__Aim of the exercise__
Please give every entry again, exactly as it reads.
** Source material follows **
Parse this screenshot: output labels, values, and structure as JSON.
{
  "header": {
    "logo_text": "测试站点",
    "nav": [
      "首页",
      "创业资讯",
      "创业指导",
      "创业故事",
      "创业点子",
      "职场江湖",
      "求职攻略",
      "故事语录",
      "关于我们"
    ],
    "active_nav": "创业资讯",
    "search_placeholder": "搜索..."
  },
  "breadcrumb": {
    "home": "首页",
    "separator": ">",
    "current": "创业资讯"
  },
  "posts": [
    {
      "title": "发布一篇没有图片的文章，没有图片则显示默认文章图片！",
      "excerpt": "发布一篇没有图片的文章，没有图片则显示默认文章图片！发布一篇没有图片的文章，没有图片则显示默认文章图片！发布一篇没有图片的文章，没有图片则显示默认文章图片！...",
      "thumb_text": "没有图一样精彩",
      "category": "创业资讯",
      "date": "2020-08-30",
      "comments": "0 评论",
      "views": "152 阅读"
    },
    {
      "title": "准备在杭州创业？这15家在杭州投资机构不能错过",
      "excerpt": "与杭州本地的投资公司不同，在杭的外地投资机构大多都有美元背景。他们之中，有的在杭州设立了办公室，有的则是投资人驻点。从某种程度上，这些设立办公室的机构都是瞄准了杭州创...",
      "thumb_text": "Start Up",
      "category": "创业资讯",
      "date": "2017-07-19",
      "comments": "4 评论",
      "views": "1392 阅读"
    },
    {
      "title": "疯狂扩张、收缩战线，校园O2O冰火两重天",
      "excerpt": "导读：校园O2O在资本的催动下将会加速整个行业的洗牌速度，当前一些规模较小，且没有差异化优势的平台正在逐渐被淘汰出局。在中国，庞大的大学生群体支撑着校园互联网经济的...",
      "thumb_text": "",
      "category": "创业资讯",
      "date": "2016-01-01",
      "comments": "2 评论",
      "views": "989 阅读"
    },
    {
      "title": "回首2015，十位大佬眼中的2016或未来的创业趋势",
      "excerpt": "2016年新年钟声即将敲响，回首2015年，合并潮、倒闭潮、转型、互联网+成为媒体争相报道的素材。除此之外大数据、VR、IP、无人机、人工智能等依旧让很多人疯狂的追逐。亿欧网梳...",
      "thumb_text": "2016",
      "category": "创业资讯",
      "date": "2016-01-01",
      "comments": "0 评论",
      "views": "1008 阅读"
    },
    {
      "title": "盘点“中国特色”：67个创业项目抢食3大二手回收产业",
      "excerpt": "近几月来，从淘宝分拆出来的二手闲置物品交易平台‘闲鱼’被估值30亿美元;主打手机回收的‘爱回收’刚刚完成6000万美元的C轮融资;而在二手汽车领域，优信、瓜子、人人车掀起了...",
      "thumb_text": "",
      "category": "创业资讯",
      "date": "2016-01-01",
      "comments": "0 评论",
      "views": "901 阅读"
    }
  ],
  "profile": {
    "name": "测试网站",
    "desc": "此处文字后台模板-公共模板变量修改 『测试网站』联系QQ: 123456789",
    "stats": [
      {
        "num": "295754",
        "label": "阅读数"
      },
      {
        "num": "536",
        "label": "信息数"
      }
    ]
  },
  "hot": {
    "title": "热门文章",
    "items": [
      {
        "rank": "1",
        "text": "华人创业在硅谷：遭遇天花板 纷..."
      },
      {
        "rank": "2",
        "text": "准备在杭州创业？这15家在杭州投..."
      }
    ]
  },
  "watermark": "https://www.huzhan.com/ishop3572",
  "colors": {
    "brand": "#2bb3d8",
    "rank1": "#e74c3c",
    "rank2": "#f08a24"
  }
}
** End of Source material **
__Written answer__
Parse this screenshot: output labels, values, and structure as JSON.
{
  "header": {
    "logo_text": "测试站点",
    "nav": [
      "首页",
      "创业资讯",
      "创业指导",
      "创业故事",
      "创业点子",
      "职场江湖",
      "求职攻略",
      "故事语录",
      "关于我们"
    ],
    "active_nav": "创业资讯",
    "search_placeholder": "搜索..."
  },
  "breadcrumb": {
    "home": "首页",
    "separator": ">",
    "current": "创业资讯"
  },
  "posts": [
    {
      "title": "发布一篇没有图片的文章，没有图片则显示默认文章图片！",
      "excerpt": "发布一篇没有图片的文章，没有图片则显示默认文章图片！发布一篇没有图片的文章，没有图片则显示默认文章图片！发布一篇没有图片的文章，没有图片则显示默认文章图片！...",
      "thumb_text": "没有图一样精彩",
      "category": "创业资讯",
      "date": "2020-08-30",
      "comments": "0 评论",
      "views": "152 阅读"
    },
    {
      "title": "准备在杭州创业？这15家在杭州投资机构不能错过",
      "excerpt": "与杭州本地的投资公司不同，在杭的外地投资机构大多都有美元背景。他们之中，有的在杭州设立了办公室，有的则是投资人驻点。从某种程度上，这些设立办公室的机构都是瞄准了杭州创...",
      "thumb_text": "Start Up",
      "category": "创业资讯",
      "date": "2017-07-19",
      "comments": "4 评论",
      "views": "1392 阅读"
    },
    {
      "title": "疯狂扩张、收缩战线，校园O2O冰火两重天",
      "excerpt": "导读：校园O2O在资本的催动下将会加速整个行业的洗牌速度，当前一些规模较小，且没有差异化优势的平台正在逐渐被淘汰出局。在中国，庞大的大学生群体支撑着校园互联网经济的...",
      "thumb_text": "",
      "category": "创业资讯",
      "date": "2016-01-01",
      "comments": "2 评论",
      "views": "989 阅读"
    },
    {
      "title": "回首2015，十位大佬眼中的2016或未来的创业趋势",
      "excerpt": "2016年新年钟声即将敲响，回首2015年，合并潮、倒闭潮、转型、互联网+成为媒体争相报道的素材。除此之外大数据、VR、IP、无人机、人工智能等依旧让很多人疯狂的追逐。亿欧网梳...",
      "thumb_text": "2016",
      "category": "创业资讯",
      "date": "2016-01-01",
      "comments": "0 评论",
      "views": "1008 阅读"
    },
    {
      "title": "盘点“中国特色”：67个创业项目抢食3大二手回收产业",
      "excerpt": "近几月来，从淘宝分拆出来的二手闲置物品交易平台‘闲鱼’被估值30亿美元;主打手机回收的‘爱回收’刚刚完成6000万美元的C轮融资;而在二手汽车领域，优信、瓜子、人人车掀起了...",
      "thumb_text": "",
      "category": "创业资讯",
      "date": "2016-01-01",
      "comments": "0 评论",
      "views": "901 阅读"
    }
  ],
  "profile": {
    "name": "测试网站",
    "desc": "此处文字后台模板-公共模板变量修改 『测试网站』联系QQ: 123456789",
    "stats": [
      {
        "num": "295754",
        "label": "阅读数"
      },
      {
        "num": "536",
        "label": "信息数"
      }
    ]
  },
  "hot": {
    "title": "热门文章",
    "items": [
      {
        "rank": "1",
        "text": "华人创业在硅谷：遭遇天花板 纷..."
      },
      {
        "rank": "2",
        "text": "准备在杭州创业？这15家在杭州投..."
      }
    ]
  },
  "watermark": "https://www.huzhan.com/ishop3572",
  "colors": {
    "brand": "#2bb3d8",
    "rank1": "#e74c3c",
    "rank2": "#f08a24"
  }
}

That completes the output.